Monday, March 23, 2015
Ind. Courts - More on: "Disciplinary commission recommends action against Floyd County Prosecutor over David Camm case" And who should pay?
State officials allege that Floyd County Prosecutor Keith Henderson violated rules of professional conduct by attempting to secure a book deal about the David Camm triple-murder case — and later by seeking taxpayer money to fund his defense after state investigators launched an ethics probe.ILB: SB 507, which is now in the House Judiciary Committee, would appear to be relevant to cases such as this. The digest:
On Thursday, the Indiana Supreme Court Disciplinary Commission accused Henderson of lying about the book deal, then being deceitful in seeking taxpayer funds to pay for his ethics defense.
The commission asked the Indiana Supreme Court to discipline Henderson for professional misconduct and force him to pay restitution and other costs. The complaint is the first step in a continuing process to resolve the matter.
Henderson, who was re-elected last November, said he disagrees with the commission's finding and is glad the issues will get a hearing. "I don't believe there was any impropriety," he said.
The 25-page complaint, however, is a resounding rebuke to a prosecutor who has vigorously denied any wrongdoing. He also repeated his assertion that he thought it was proper for Floyd County government to pay $27,539.55 to defend him against the grievance.
Many county residents wondered whether the ethics probe had been dropped because such inquiries remain confidential unless the commission decides to file a complaint, as it did in this case. The issue was last mentioned at a Floyd council meeting in October 2012.
Attorney and judicial discipline complaints. Permits a prosecuting attorney and a county public defender (including a contract public defender) to seek reimbursement from the state for reasonable attorney's fees incurred in defending against a charge of attorney misconduct if: (1) the alleged misconduct relates to the person's official duties or status as a prosecuting attorney or public defender; (2) the charge of misconduct does not result in a sanction (except for a private reprimand); and (3) the attorney general approves the reimbursement.Another might be the Antonio Smith v. State of Indiana case, which is pending before the Supreme Court. This was a Nov. 24, 2014 COA opinion which included at footnote 2: "Thus, we direct the Clerk of this Court to send a copy of this opinion to the Disciplinary Commission. We also note that instances of prosecutorial misbehavior continue to come before us on appeal notwithstanding our admonishments."

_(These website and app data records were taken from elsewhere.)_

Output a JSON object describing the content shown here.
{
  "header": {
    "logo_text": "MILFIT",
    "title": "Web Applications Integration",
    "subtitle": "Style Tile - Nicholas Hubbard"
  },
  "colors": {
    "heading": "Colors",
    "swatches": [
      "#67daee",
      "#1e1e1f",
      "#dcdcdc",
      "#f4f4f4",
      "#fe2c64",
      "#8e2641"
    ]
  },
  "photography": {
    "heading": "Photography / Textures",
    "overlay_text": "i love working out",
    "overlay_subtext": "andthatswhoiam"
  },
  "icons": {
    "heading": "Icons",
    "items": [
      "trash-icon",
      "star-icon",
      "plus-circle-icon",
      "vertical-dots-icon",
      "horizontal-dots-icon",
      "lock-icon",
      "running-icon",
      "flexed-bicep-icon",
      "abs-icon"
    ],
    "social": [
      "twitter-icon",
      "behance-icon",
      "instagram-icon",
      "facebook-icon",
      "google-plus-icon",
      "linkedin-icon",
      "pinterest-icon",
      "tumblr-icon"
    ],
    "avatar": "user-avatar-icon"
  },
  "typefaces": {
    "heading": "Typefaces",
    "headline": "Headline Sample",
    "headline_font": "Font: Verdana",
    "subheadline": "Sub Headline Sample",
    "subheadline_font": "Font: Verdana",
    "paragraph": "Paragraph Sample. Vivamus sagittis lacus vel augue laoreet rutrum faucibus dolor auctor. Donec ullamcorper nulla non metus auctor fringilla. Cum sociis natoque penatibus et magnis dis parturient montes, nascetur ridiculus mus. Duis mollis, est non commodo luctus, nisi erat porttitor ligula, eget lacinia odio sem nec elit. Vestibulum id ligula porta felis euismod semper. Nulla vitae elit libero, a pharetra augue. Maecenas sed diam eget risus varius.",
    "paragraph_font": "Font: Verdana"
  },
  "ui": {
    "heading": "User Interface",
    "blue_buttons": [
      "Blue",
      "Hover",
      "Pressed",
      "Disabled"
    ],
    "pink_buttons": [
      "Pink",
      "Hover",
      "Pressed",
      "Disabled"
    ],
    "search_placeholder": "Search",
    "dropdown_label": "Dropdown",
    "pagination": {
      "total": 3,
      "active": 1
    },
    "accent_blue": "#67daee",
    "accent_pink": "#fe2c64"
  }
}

Posted by Marcia Oddi on March 23, 2015 12:44 PM
Posted to Indiana Courts